Everyone is super busy, yet things take forever to get done. I encounter this at organizations that are scaling up with scrum. All too often, leaders want to jump to a solution, such as implementing a scaling framework. Sadly, implementing a ‘fix’ without a deep understanding of the causes of the problem will likely make things worse. Blindly implementing the framework will make people even busier and things will take even longer to get done.
Exploring and understanding the root causes of the problem is a better starting point. Causes are like onions, they have layers (Or maybe they are like parfaits). One approach to finding root causes is to repeatedly ask: Why is this happening? Let’s try this out.
Why is everyone so busy, yet nothing is getting done?
The answer is likely we have too much work in progress. When we pursue too many goals at once, we do more task switching.
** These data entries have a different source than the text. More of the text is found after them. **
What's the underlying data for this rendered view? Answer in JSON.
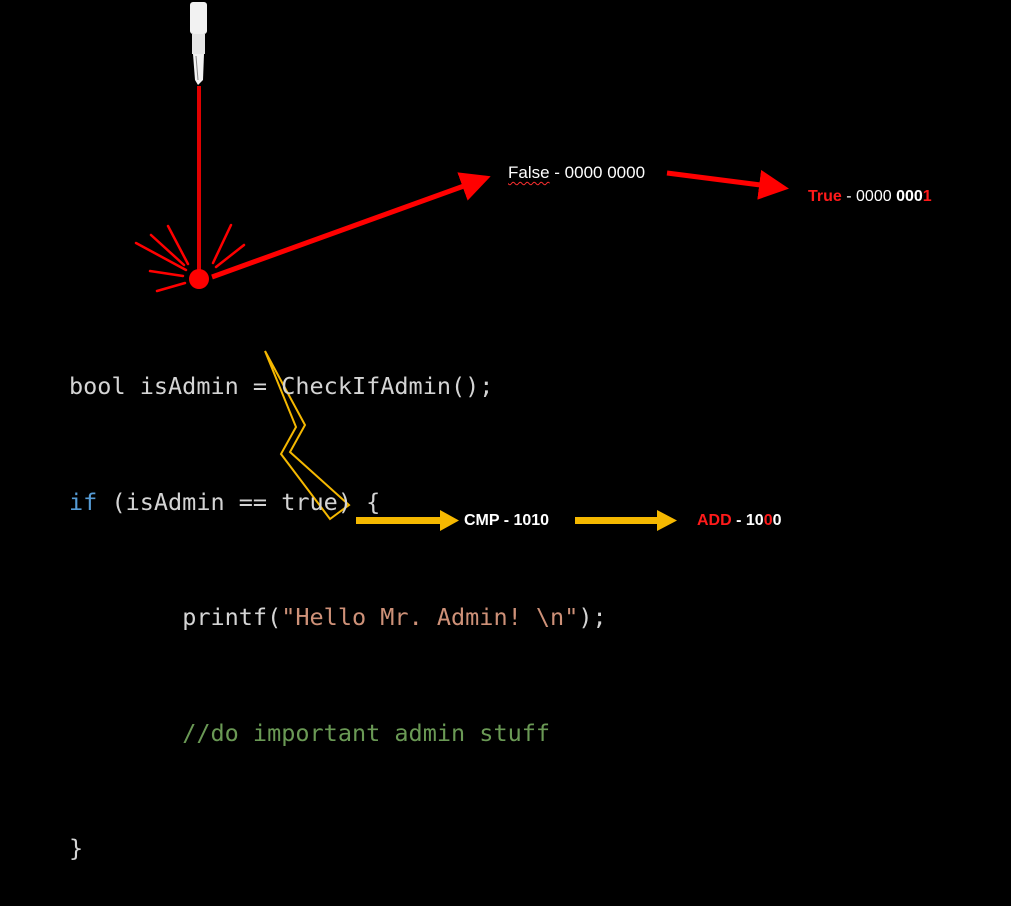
{
  "code": {
    "line1": "bool isAdmin = CheckIfAdmin();",
    "line2_keyword": "if",
    "line2_rest": " (isAdmin == true) {",
    "line3_indent": "        ",
    "line3_func": "printf(",
    "line3_string": "\"Hello Mr. Admin! \\n\"",
    "line3_end": ");",
    "line4_indent": "        ",
    "line4_comment": "//do important admin stuff",
    "line5": "}"
  },
  "labels": {
    "false_word": "False",
    "false_bits": " - 0000 0000",
    "true_word": "True",
    "true_sep": " - 0000 ",
    "true_bits_bold": "000",
    "true_bit_flip": "1",
    "cmp_text": "CMP - 1010",
    "add_word": "ADD",
    "add_sep": " - ",
    "add_bits_1": "10",
    "add_bit_flip": "0",
    "add_bits_2": "0"
  },
  "colors": {
    "background": "#000000",
    "laser": "#ff0000",
    "lightning": "#f5b800",
    "code_text": "#d4d4d4",
    "keyword": "#569cd6",
    "string": "#ce9178",
    "comment": "#6a9955",
    "highlight_red": "#ff1a1a"
  },
  "icons": {
    "laser_emitter": "laser-pointer-icon",
    "impact": "spark-burst-icon",
    "lightning": "lightning-bolt-icon"
  }
}
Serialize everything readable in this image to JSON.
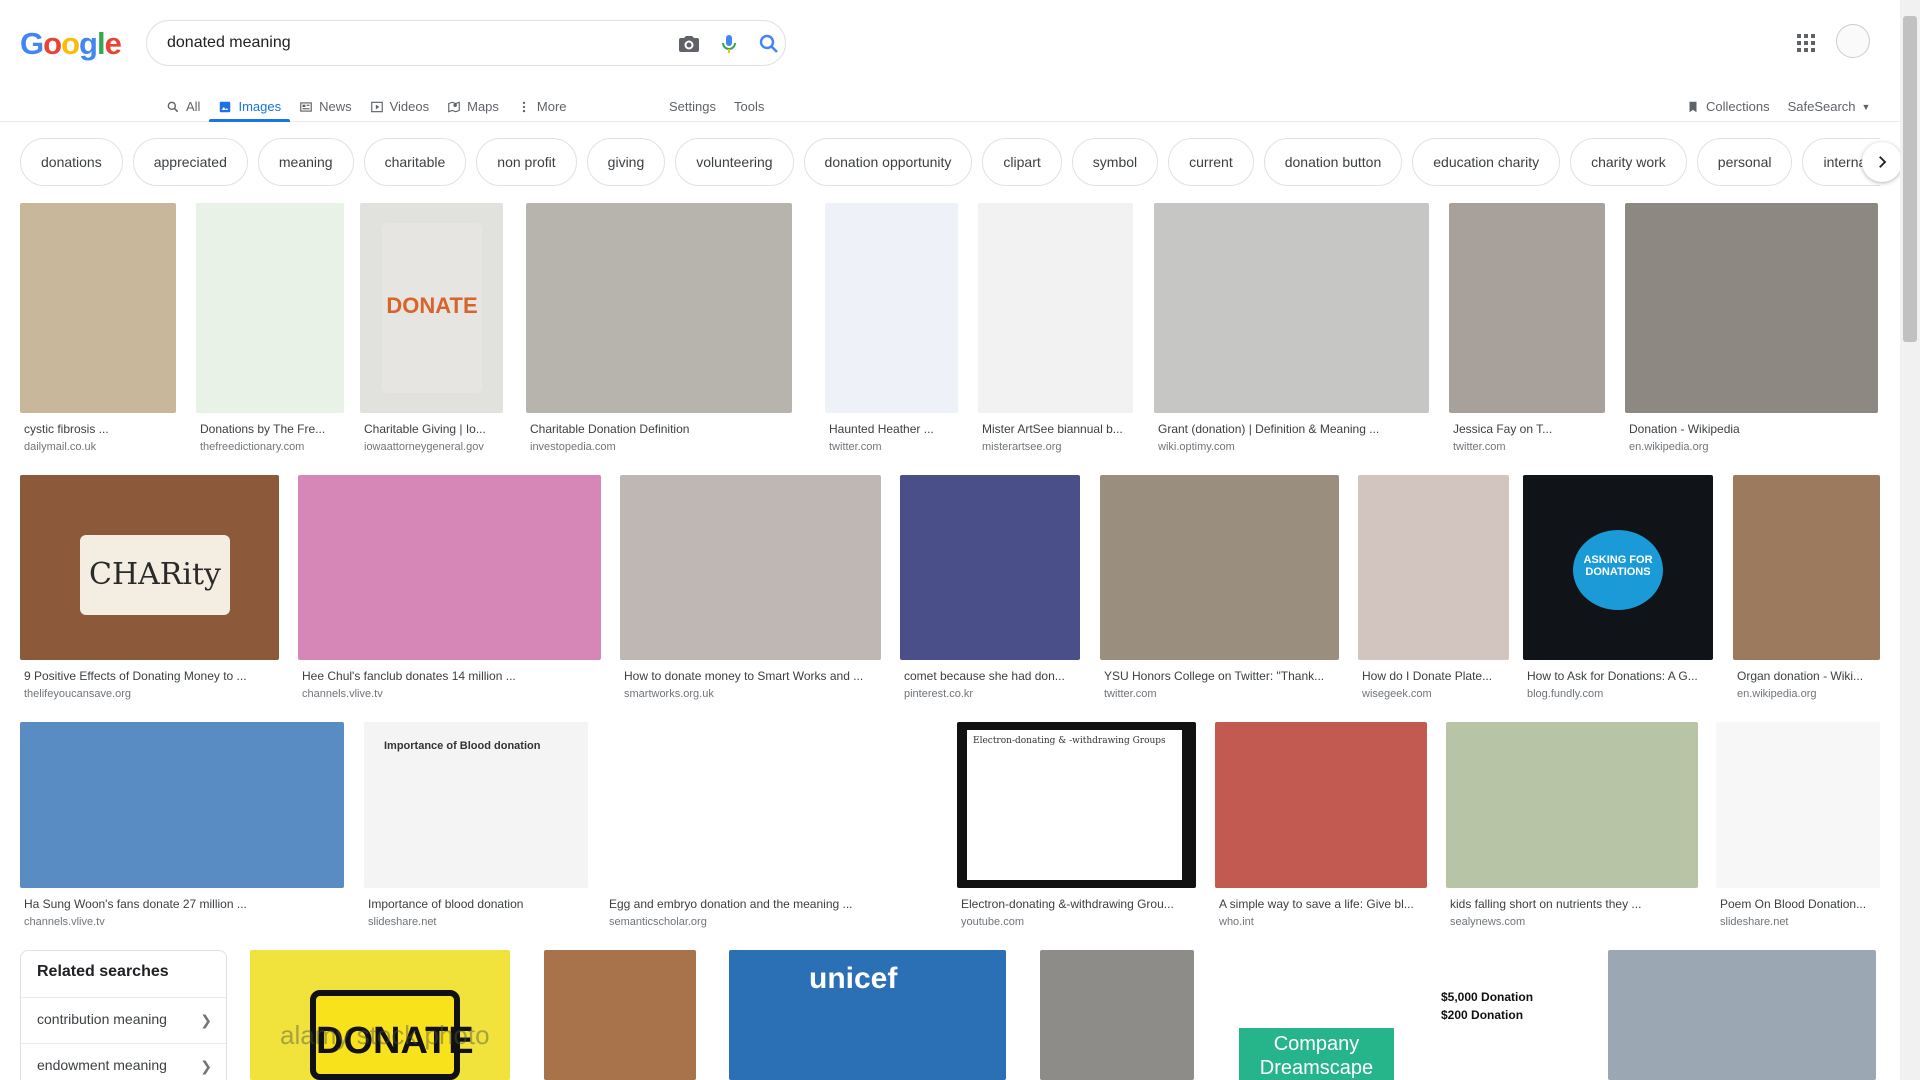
{
  "header": {
    "logo_letters": [
      {
        "ch": "G",
        "color": "#4285F4"
      },
      {
        "ch": "o",
        "color": "#EA4335"
      },
      {
        "ch": "o",
        "color": "#FBBC05"
      },
      {
        "ch": "g",
        "color": "#4285F4"
      },
      {
        "ch": "l",
        "color": "#34A853"
      },
      {
        "ch": "e",
        "color": "#EA4335"
      }
    ],
    "search_value": "donated meaning",
    "icons": [
      "camera-icon",
      "mic-icon",
      "search-icon",
      "apps-grid-icon"
    ]
  },
  "nav": {
    "tabs": [
      {
        "label": "All",
        "icon": "search-icon"
      },
      {
        "label": "Images",
        "icon": "image-icon",
        "active": true
      },
      {
        "label": "News",
        "icon": "news-icon"
      },
      {
        "label": "Videos",
        "icon": "video-icon"
      },
      {
        "label": "Maps",
        "icon": "map-icon"
      },
      {
        "label": "More",
        "icon": "more-vertical-icon"
      }
    ],
    "settings": "Settings",
    "tools": "Tools",
    "collections": "Collections",
    "safesearch": "SafeSearch"
  },
  "chips": [
    "donations",
    "appreciated",
    "meaning",
    "charitable",
    "non profit",
    "giving",
    "volunteering",
    "donation opportunity",
    "clipart",
    "symbol",
    "current",
    "donation button",
    "education charity",
    "charity work",
    "personal",
    "internationa"
  ],
  "results": [
    {
      "caption": "cystic fibrosis ...",
      "source": "dailymail.co.uk",
      "color": "#c9b79c"
    },
    {
      "caption": "Donations by The Fre...",
      "source": "thefreedictionary.com",
      "color": "#e8f2e6"
    },
    {
      "caption": "Charitable Giving | Io...",
      "source": "iowaattorneygeneral.gov",
      "color": "#e1e1de"
    },
    {
      "caption": "Charitable Donation Definition",
      "source": "investopedia.com",
      "color": "#b7b4ae"
    },
    {
      "caption": "Haunted Heather ...",
      "source": "twitter.com",
      "color": "#eef1f7"
    },
    {
      "caption": "Mister ArtSee biannual b...",
      "source": "misterartsee.org",
      "color": "#f2f2f2"
    },
    {
      "caption": "Grant (donation) | Definition & Meaning ...",
      "source": "wiki.optimy.com",
      "color": "#c6c6c4"
    },
    {
      "caption": "Jessica Fay on T...",
      "source": "twitter.com",
      "color": "#a8a09b"
    },
    {
      "caption": "Donation - Wikipedia",
      "source": "en.wikipedia.org",
      "color": "#8d8882"
    },
    {
      "caption": "9 Positive Effects of Donating Money to ...",
      "source": "thelifeyoucansave.org",
      "color": "#8c5a3a"
    },
    {
      "caption": "Hee Chul's fanclub donates 14 million ...",
      "source": "channels.vlive.tv",
      "color": "#d786b8"
    },
    {
      "caption": "How to donate money to Smart Works and ...",
      "source": "smartworks.org.uk",
      "color": "#bfb7b3"
    },
    {
      "caption": "comet because she had don...",
      "source": "pinterest.co.kr",
      "color": "#4a4f89"
    },
    {
      "caption": "YSU Honors College on Twitter: \"Thank...",
      "source": "twitter.com",
      "color": "#9a8f7f"
    },
    {
      "caption": "How do I Donate Plate...",
      "source": "wisegeek.com",
      "color": "#d2c5bf"
    },
    {
      "caption": "How to Ask for Donations: A G...",
      "source": "blog.fundly.com",
      "color": "#101418"
    },
    {
      "caption": "Organ donation - Wiki...",
      "source": "en.wikipedia.org",
      "color": "#9c7a5e"
    },
    {
      "caption": "Ha Sung Woon's fans donate 27 million ...",
      "source": "channels.vlive.tv",
      "color": "#5a8cc4"
    },
    {
      "caption": "Importance of blood donation",
      "source": "slideshare.net",
      "color": "#f4f4f4"
    },
    {
      "caption": "Egg and embryo donation and the meaning ...",
      "source": "semanticscholar.org",
      "color": "#ffffff"
    },
    {
      "caption": "Electron-donating &-withdrawing Grou...",
      "source": "youtube.com",
      "color": "#111111"
    },
    {
      "caption": "A simple way to save a life: Give bl...",
      "source": "who.int",
      "color": "#c25a52"
    },
    {
      "caption": "kids falling short on nutrients they ...",
      "source": "sealynews.com",
      "color": "#b8c4a6"
    },
    {
      "caption": "Poem On Blood Donation...",
      "source": "slideshare.net",
      "color": "#f7f7f7"
    },
    {
      "caption": "",
      "source": "",
      "color": "#f1e33b"
    },
    {
      "caption": "",
      "source": "",
      "color": "#a8724a"
    },
    {
      "caption": "",
      "source": "",
      "color": "#2b6fb4"
    },
    {
      "caption": "",
      "source": "",
      "color": "#8e8c89"
    },
    {
      "caption": "",
      "source": "",
      "color": "#ffffff"
    },
    {
      "caption": "",
      "source": "",
      "color": "#9ba8b4"
    }
  ],
  "thumb_text": {
    "donate_can": "DONATE",
    "charity_jar": "CHARity",
    "blood_title": "Importance of Blood donation",
    "asking_circle": "ASKING FOR DONATIONS",
    "unicef": "unicef",
    "company": "Company Dreamscape",
    "donation_line1": "$5,000 Donation",
    "donation_line2": "$200 Donation",
    "donate_sign": "DONATE",
    "watermark": "alamy stock photo",
    "electron_title": "Electron-donating & -withdrawing Groups"
  },
  "related": {
    "title": "Related searches",
    "items": [
      "contribution meaning",
      "endowment meaning"
    ]
  }
}
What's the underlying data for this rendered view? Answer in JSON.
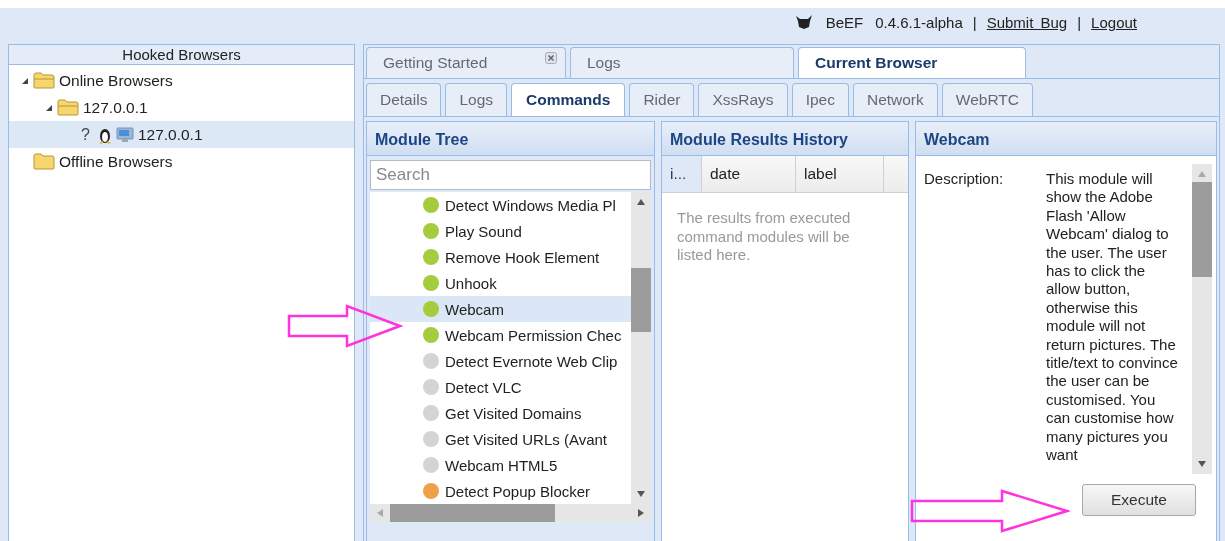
{
  "header": {
    "app_name": "BeEF",
    "version": "0.4.6.1-alpha",
    "separator": "|",
    "links": [
      "Submit  Bug",
      "Logout"
    ]
  },
  "hooked_browsers": {
    "title": "Hooked Browsers",
    "tree": [
      {
        "label": "Online Browsers",
        "kind": "folder",
        "expanded": true,
        "selected": false,
        "children": [
          {
            "label": "127.0.0.1",
            "kind": "folder",
            "expanded": true,
            "selected": false,
            "children": [
              {
                "label": "127.0.0.1",
                "kind": "host",
                "prefix": "?",
                "selected": true
              }
            ]
          }
        ]
      },
      {
        "label": "Offline Browsers",
        "kind": "folder",
        "selected": false
      }
    ]
  },
  "main_tabs": [
    {
      "label": "Getting Started",
      "closable": true,
      "selected": false
    },
    {
      "label": "Logs",
      "closable": false,
      "selected": false
    },
    {
      "label": "Current Browser",
      "closable": false,
      "selected": true
    }
  ],
  "sub_tabs": [
    {
      "label": "Details",
      "selected": false
    },
    {
      "label": "Logs",
      "selected": false
    },
    {
      "label": "Commands",
      "selected": true
    },
    {
      "label": "Rider",
      "selected": false
    },
    {
      "label": "XssRays",
      "selected": false
    },
    {
      "label": "Ipec",
      "selected": false
    },
    {
      "label": "Network",
      "selected": false
    },
    {
      "label": "WebRTC",
      "selected": false
    }
  ],
  "module_tree": {
    "title": "Module Tree",
    "search": {
      "placeholder": "Search"
    },
    "modules": [
      {
        "label": "Detect Windows Media Pl",
        "color": "#a4cc3c",
        "selected": false
      },
      {
        "label": "Play Sound",
        "color": "#a4cc3c",
        "selected": false
      },
      {
        "label": "Remove Hook Element",
        "color": "#a4cc3c",
        "selected": false
      },
      {
        "label": "Unhook",
        "color": "#a4cc3c",
        "selected": false
      },
      {
        "label": "Webcam",
        "color": "#a4cc3c",
        "selected": true
      },
      {
        "label": "Webcam Permission Chec",
        "color": "#a4cc3c",
        "selected": false
      },
      {
        "label": "Detect Evernote Web Clip",
        "color": "#d4d4d4",
        "selected": false
      },
      {
        "label": "Detect VLC",
        "color": "#d4d4d4",
        "selected": false
      },
      {
        "label": "Get Visited Domains",
        "color": "#d4d4d4",
        "selected": false
      },
      {
        "label": "Get Visited URLs (Avant",
        "color": "#d4d4d4",
        "selected": false
      },
      {
        "label": "Webcam HTML5",
        "color": "#d4d4d4",
        "selected": false
      },
      {
        "label": "Detect Popup Blocker",
        "color": "#f0a04b",
        "selected": false
      }
    ]
  },
  "results_history": {
    "title": "Module Results History",
    "columns": [
      "i...",
      "date",
      "label"
    ],
    "empty_text": "The results from executed command modules will be listed here."
  },
  "module_panel": {
    "title": "Webcam",
    "field_label": "Description:",
    "description": "This module will show the Adobe Flash 'Allow Webcam' dialog to the user. The user has to click the allow button, otherwise this module will not return pictures. The title/text to convince the user can be customised. You can customise how many pictures you want",
    "button": "Execute"
  }
}
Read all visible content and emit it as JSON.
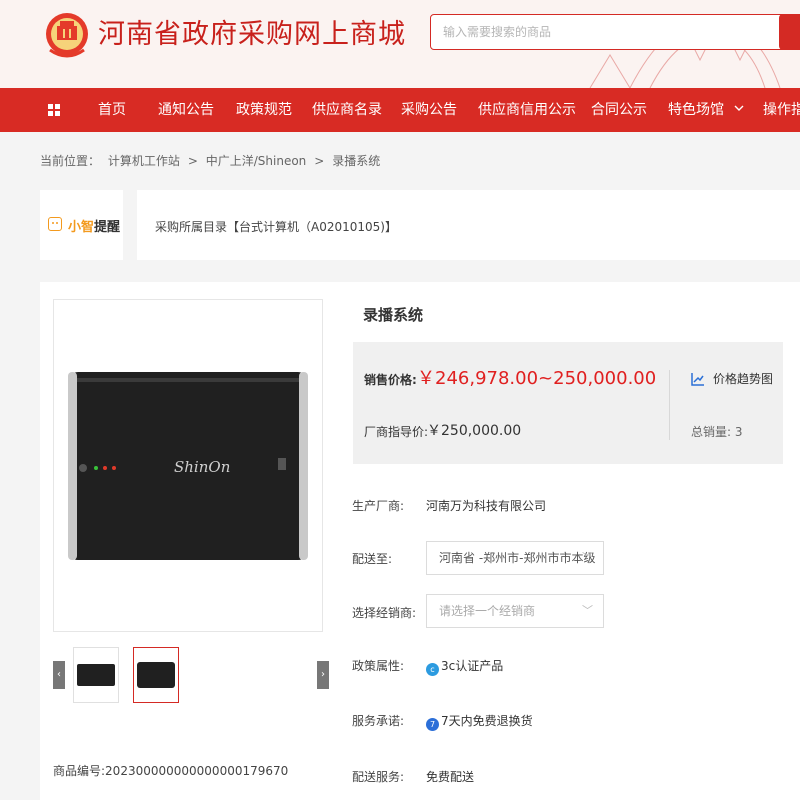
{
  "header": {
    "site_title": "河南省政府采购网上商城",
    "search_placeholder": "输入需要搜索的商品",
    "brand_color": "#d82b24"
  },
  "nav": {
    "menu_icon": "grid-icon",
    "items": [
      "首页",
      "通知公告",
      "政策规范",
      "供应商名录",
      "采购公告",
      "供应商信用公示",
      "合同公示",
      "特色场馆",
      "操作指"
    ]
  },
  "breadcrumb": {
    "prefix": "当前位置：",
    "items": [
      "计算机工作站",
      "中广上洋/Shineon",
      "录播系统"
    ]
  },
  "reminder": {
    "tag_a": "小智",
    "tag_b": "提醒",
    "text": "采购所属目录【台式计算机（A02010105)】"
  },
  "product": {
    "title": "录播系统",
    "sale_price_label": "销售价格:",
    "sale_price": "￥246,978.00~250,000.00",
    "guide_price_label": "厂商指导价:",
    "guide_price": "￥250,000.00",
    "trend_label": "价格趋势图",
    "sold_label": "总销量:",
    "sold_value": "3",
    "manufacturer_label": "生产厂商:",
    "manufacturer": "河南万为科技有限公司",
    "delivery_to_label": "配送至:",
    "delivery_to": "河南省 -郑州市-郑州市市本级",
    "dealer_label": "选择经销商:",
    "dealer_placeholder": "请选择一个经销商",
    "policy_label": "政策属性:",
    "policy": "3c认证产品",
    "promise_label": "服务承诺:",
    "promise": "7天内免费退换货",
    "delivery_service_label": "配送服务:",
    "delivery_service": "免费配送",
    "sku_label": "商品编号:",
    "sku": "202300000000000000179670",
    "device_label": "ShinOn",
    "price_color": "#e02020"
  }
}
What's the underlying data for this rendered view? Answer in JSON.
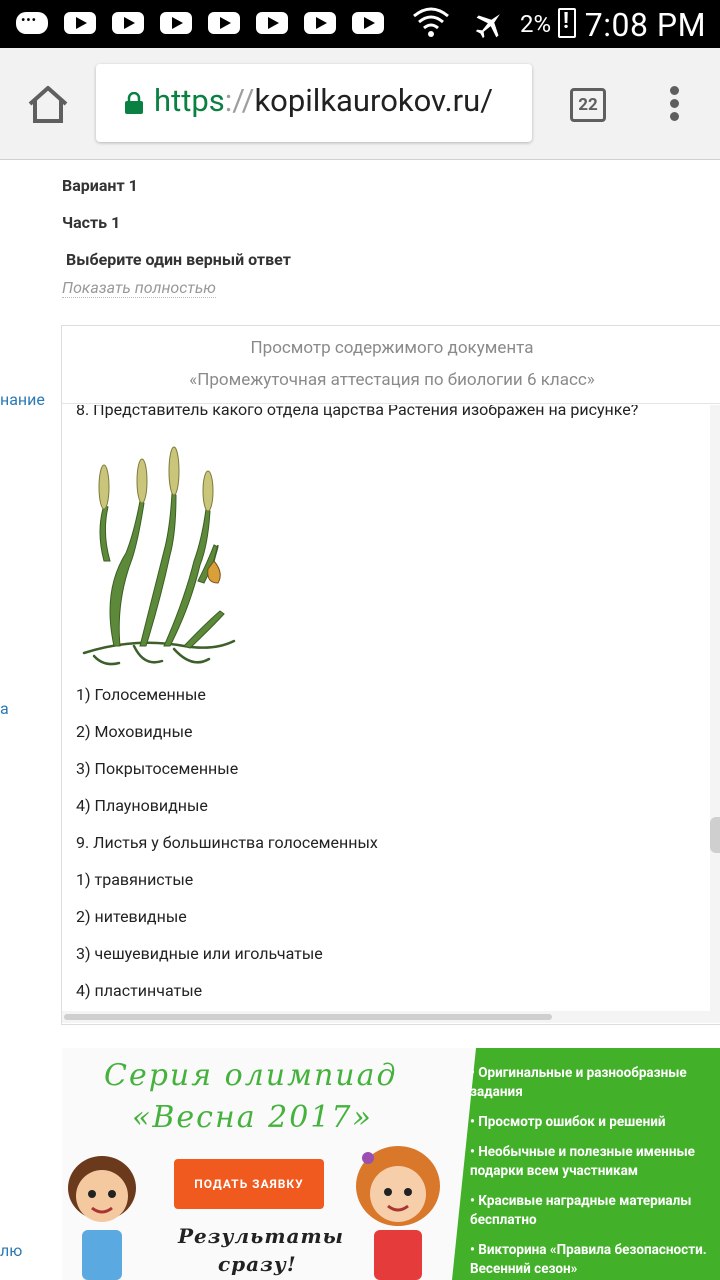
{
  "status_bar": {
    "time": "7:08 PM",
    "battery": "2%",
    "icons": [
      "chat-icon",
      "youtube-icon",
      "wifi-icon",
      "airplane-icon",
      "battery-icon"
    ]
  },
  "browser": {
    "url_scheme": "https",
    "url_sep": "://",
    "url_host": "kopilkaurokov.ru/",
    "tab_count": "22"
  },
  "page": {
    "variant": "Вариант 1",
    "part": "Часть 1",
    "instruction": "Выберите один верный ответ",
    "show_more": "Показать полностью",
    "side_links": [
      "нание",
      "а",
      "лю"
    ]
  },
  "viewer": {
    "title_line1": "Просмотр содержимого документа",
    "title_line2": "«Промежуточная аттестация по биологии 6 класс»",
    "lines": [
      "8. Представитель какого отдела царства Растения изображен на рисунке?",
      "1) Голосеменные",
      "2) Моховидные",
      "3) Покрытосеменные",
      "4) Плауновидные",
      "9. Листья у большинства голосеменных",
      "1) травянистые",
      "2) нитевидные",
      "3) чешуевидные или игольчатые",
      "4) пластинчатые"
    ]
  },
  "banner": {
    "title_line1": "Серия олимпиад",
    "title_line2": "«Весна 2017»",
    "cta": "ПОДАТЬ ЗАЯВКУ",
    "results_line1": "Результаты",
    "results_line2": "сразу!",
    "features": [
      "Оригинальные и разнообразные задания",
      "Просмотр ошибок и решений",
      "Необычные и полезные именные подарки всем участникам",
      "Красивые наградные материалы бесплатно",
      "Викторина «Правила безопасности. Весенний сезон»"
    ],
    "colors": {
      "green": "#43b02a",
      "orange": "#f15a1e"
    }
  }
}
We work a little bit towards one goal, then a little bit on another, and so on. Progress on each is slow.
But wait! There’s more. As the number of items in progress goes up, we spend more time talking about the work and less time actually doing the work. We have meetings. We create and read: emails, chat messages, reports, and dashboards. Everyone in the organization is very busy, yet progress on each goal is getting slower and slower.
Why do we have too much work in progress?
Often, the problem is a lack of prioritization. Too many people are asking for too many things, and there isn’t clarity about which goals should be deferred so that other goals can be completed quickly. True prioritization results in a strictly ordered list. No two goals can have the same priority.
Why aren’t our goals effectively prioritized?
Frequently, I find that leaders have surprisingly little visibility into what people are working on and why they are working on those things. The goals that are driving work aren’t visible. Without this visibility, leaders can’t effectively prioritize them.
Why aren’t our goals visible?
Most organizations aren’t properly using the product backlog to make all of the work (goals) visible. Frequently, people are actually working from multiple pseudo-backlogs. This makes it very hard to see all of the goals that are driving people to do work.
Root Cause & Solution
We can pause our analysis here and declare that we’ve found a root cause and a solution. The original problem was that everyone is super busy, and yet things take forever to get done. A root cause appears to be that people are working from multiple pseudo-backlogs instead of a single product backlog as scrum intends.
The product backlog is an open and transparent artifact – everyone involved can easily inspect it to know what goal is top priority, and what goals will be deferred so that the top priority can be completed quickly. It’s worth mentioning that the product backlog might actually contain goals for multiple products, or even things that we might not think of as products. (The terminology of scrum is imperfect, alas.) The key thing is that a scrum team works from one product backlog and it is the single list of goals for the team.
All we need to do is identify the pseudo-backlogs, and move those goals into the product backlog. Each team will work on goals from a single product backlog. We’ll be able to see the goals, prioritize them, limit work in progress, and the problem will be solved. People will be more focused, less overwhelmed, and things will get done much faster.